Copies of relevant and related journals and publications, such as from: NCTM, AAMT/MERGA, Scholastic MATH Magazine, Newtons Window Math Magazine, Plus magazine, Dorling Kindersley workbooks, DK Children Marvel Heroes Math Made Easy, Sylvan Learning, Spectrum Math, TIME For Kids, and others.

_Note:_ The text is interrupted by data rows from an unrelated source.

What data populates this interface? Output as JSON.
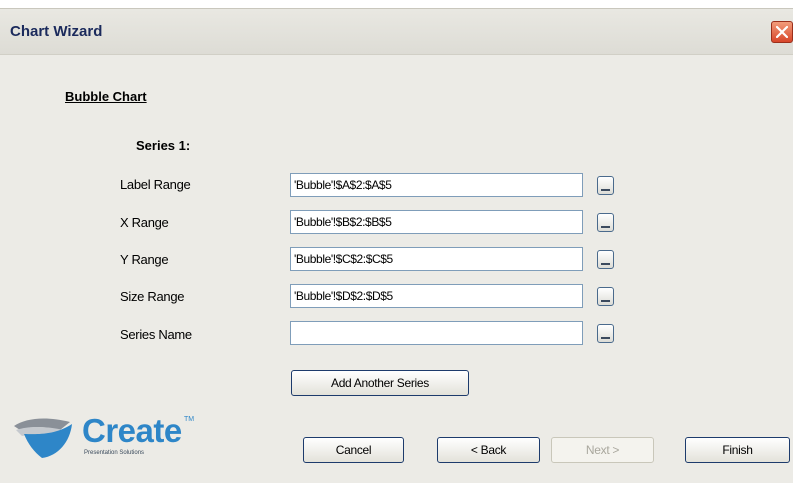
{
  "window": {
    "title": "Chart Wizard"
  },
  "section_title": "Bubble Chart",
  "series_title": "Series 1:",
  "fields": [
    {
      "label": "Label Range",
      "value": "'Bubble'!$A$2:$A$5"
    },
    {
      "label": "X Range",
      "value": "'Bubble'!$B$2:$B$5"
    },
    {
      "label": "Y Range",
      "value": "'Bubble'!$C$2:$C$5"
    },
    {
      "label": "Size Range",
      "value": "'Bubble'!$D$2:$D$5"
    },
    {
      "label": "Series Name",
      "value": ""
    }
  ],
  "add_series_label": "Add Another Series",
  "buttons": {
    "cancel": "Cancel",
    "back": "< Back",
    "next": "Next >",
    "finish": "Finish"
  },
  "logo": {
    "word": "Create",
    "tagline": "Presentation Solutions",
    "tm": "TM"
  },
  "colors": {
    "title_text": "#1b2a5c",
    "close_button": "#d7462a",
    "logo_blue": "#2e86c8",
    "input_border": "#7f9db9",
    "button_border": "#1d3b6c"
  },
  "icons": {
    "close": "close-icon",
    "range_picker": "range-picker-icon",
    "logo_mark": "create-logo-icon"
  }
}
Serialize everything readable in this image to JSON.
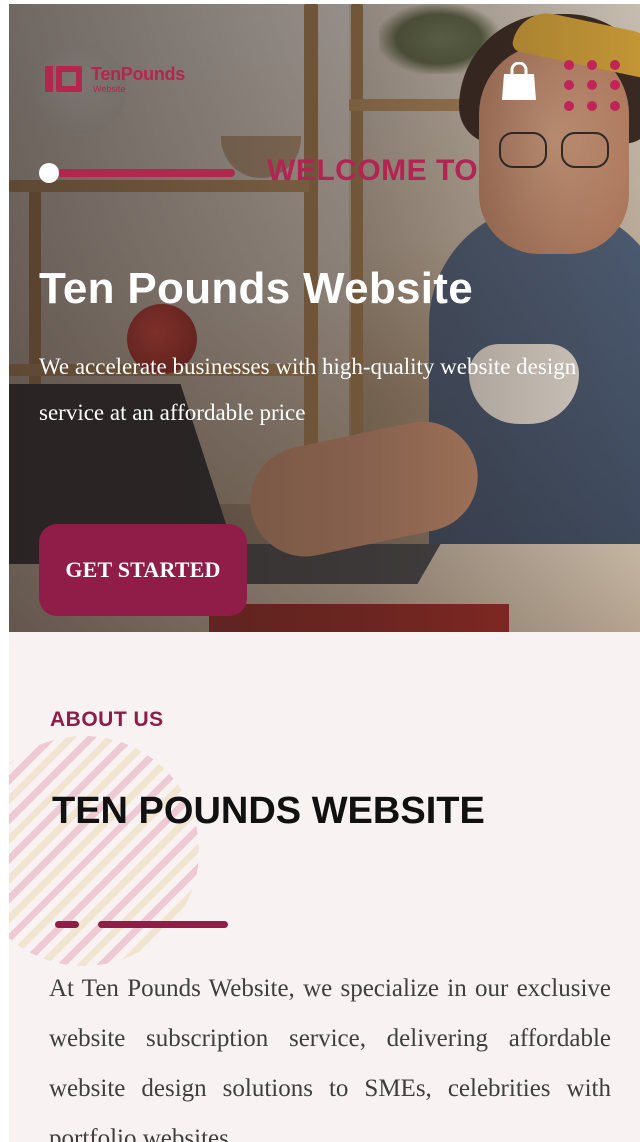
{
  "header": {
    "logo_name": "TenPounds",
    "logo_sub": "Website",
    "bag_icon": "shopping-bag-icon",
    "menu_icon": "grid-dots-menu-icon"
  },
  "hero": {
    "eyebrow": "WELCOME TO",
    "title": "Ten Pounds Website",
    "description": "We accelerate businesses with high-quality website design service at an affordable price",
    "cta_label": "GET STARTED"
  },
  "about": {
    "label": "ABOUT US",
    "title": "TEN POUNDS WEBSITE",
    "text": "At Ten Pounds Website, we specialize in our exclusive website subscription service, delivering affordable website design solutions to SMEs, celebrities with portfolio websites,"
  },
  "colors": {
    "brand": "#b3264d",
    "brand_dark": "#8f1d48",
    "about_bg": "#f8f2f3",
    "text_dark": "#111111",
    "text_body": "#3e3e3e"
  }
}
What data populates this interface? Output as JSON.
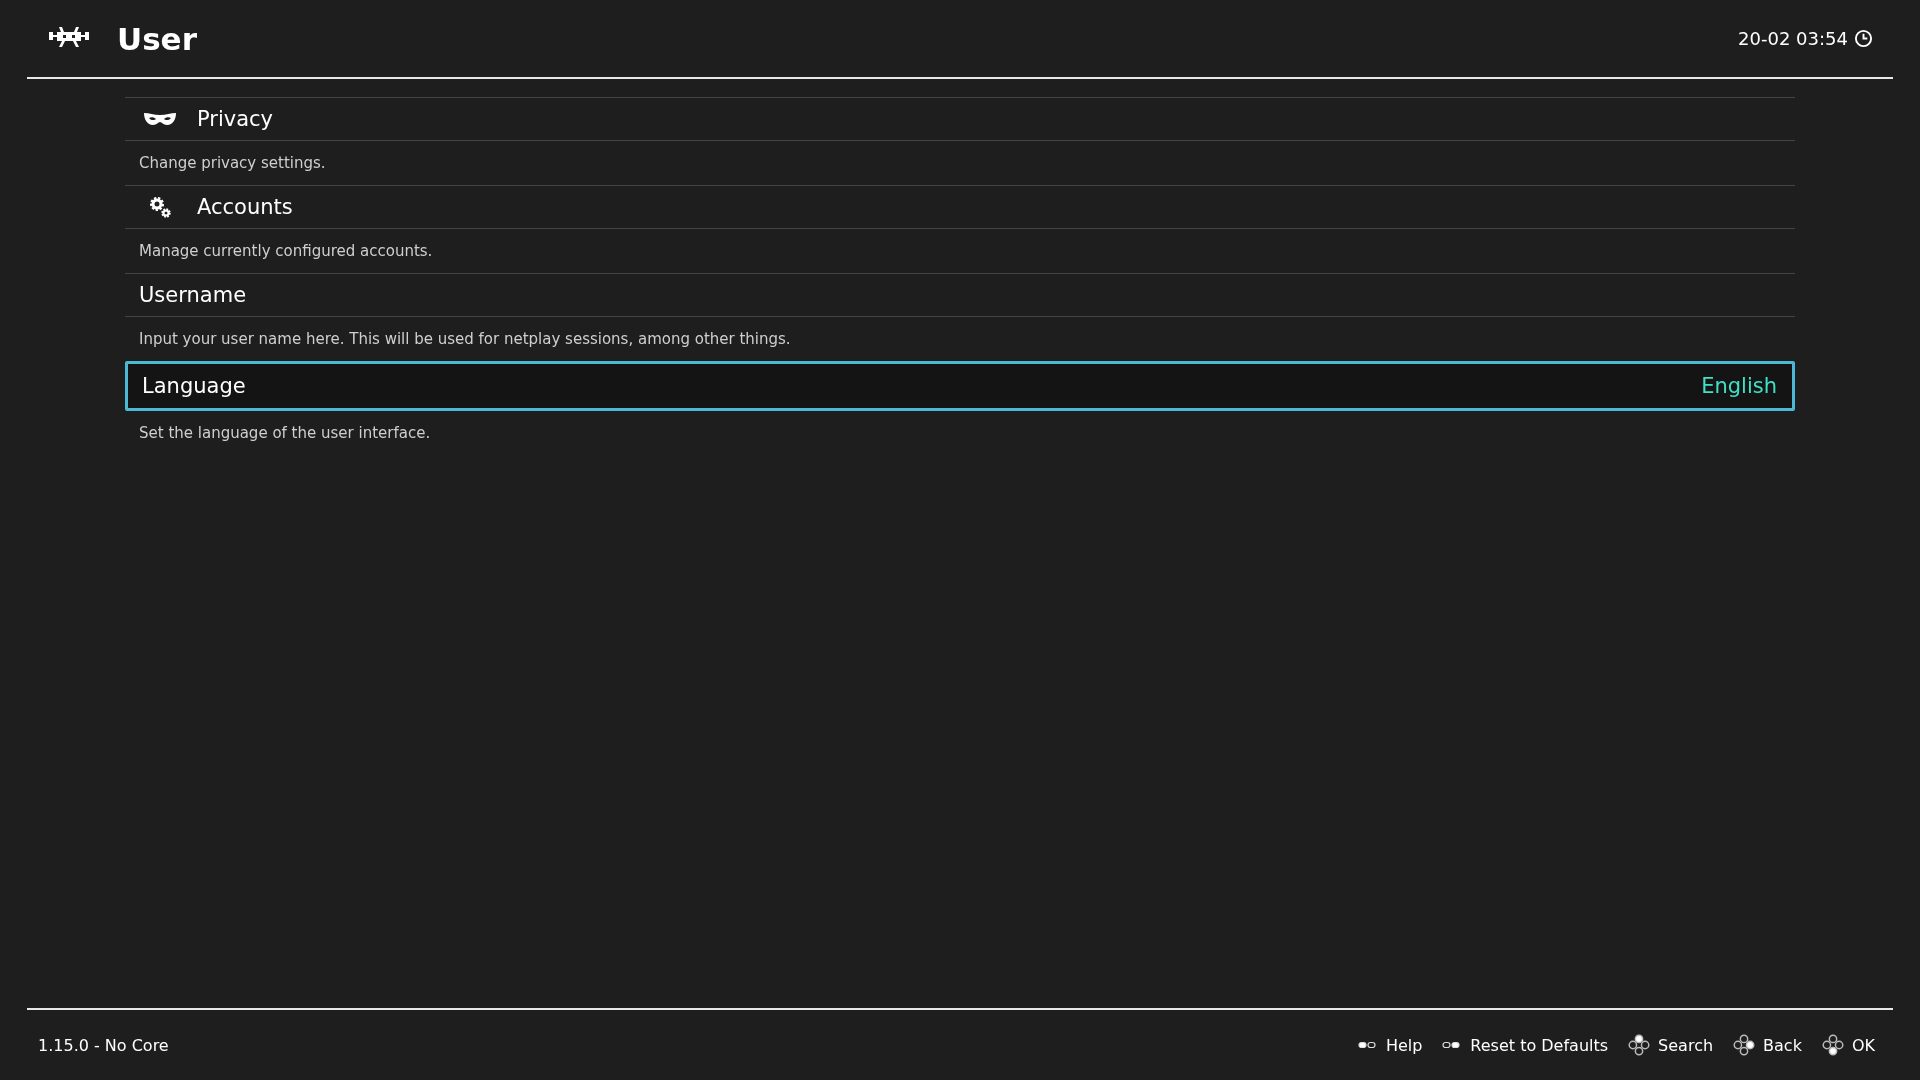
{
  "header": {
    "title": "User",
    "clock": "20-02 03:54"
  },
  "items": [
    {
      "label": "Privacy",
      "kind": "mask",
      "selected": false,
      "description": "Change privacy settings."
    },
    {
      "label": "Accounts",
      "kind": "gears",
      "selected": false,
      "description": "Manage currently configured accounts."
    },
    {
      "label": "Username",
      "selected": false,
      "description": "Input your user name here. This will be used for netplay sessions, among other things."
    },
    {
      "label": "Language",
      "value": "English",
      "selected": true,
      "description": "Set the language of the user interface."
    }
  ],
  "footer": {
    "version": "1.15.0 - No Core",
    "hints": [
      {
        "label": "Help",
        "kind": "select"
      },
      {
        "label": "Reset to Defaults",
        "kind": "start"
      },
      {
        "label": "Search",
        "kind": "north"
      },
      {
        "label": "Back",
        "kind": "east"
      },
      {
        "label": "OK",
        "kind": "south"
      }
    ]
  }
}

Data comparing print journal versus website publication in terms of cost, readership, and other issues.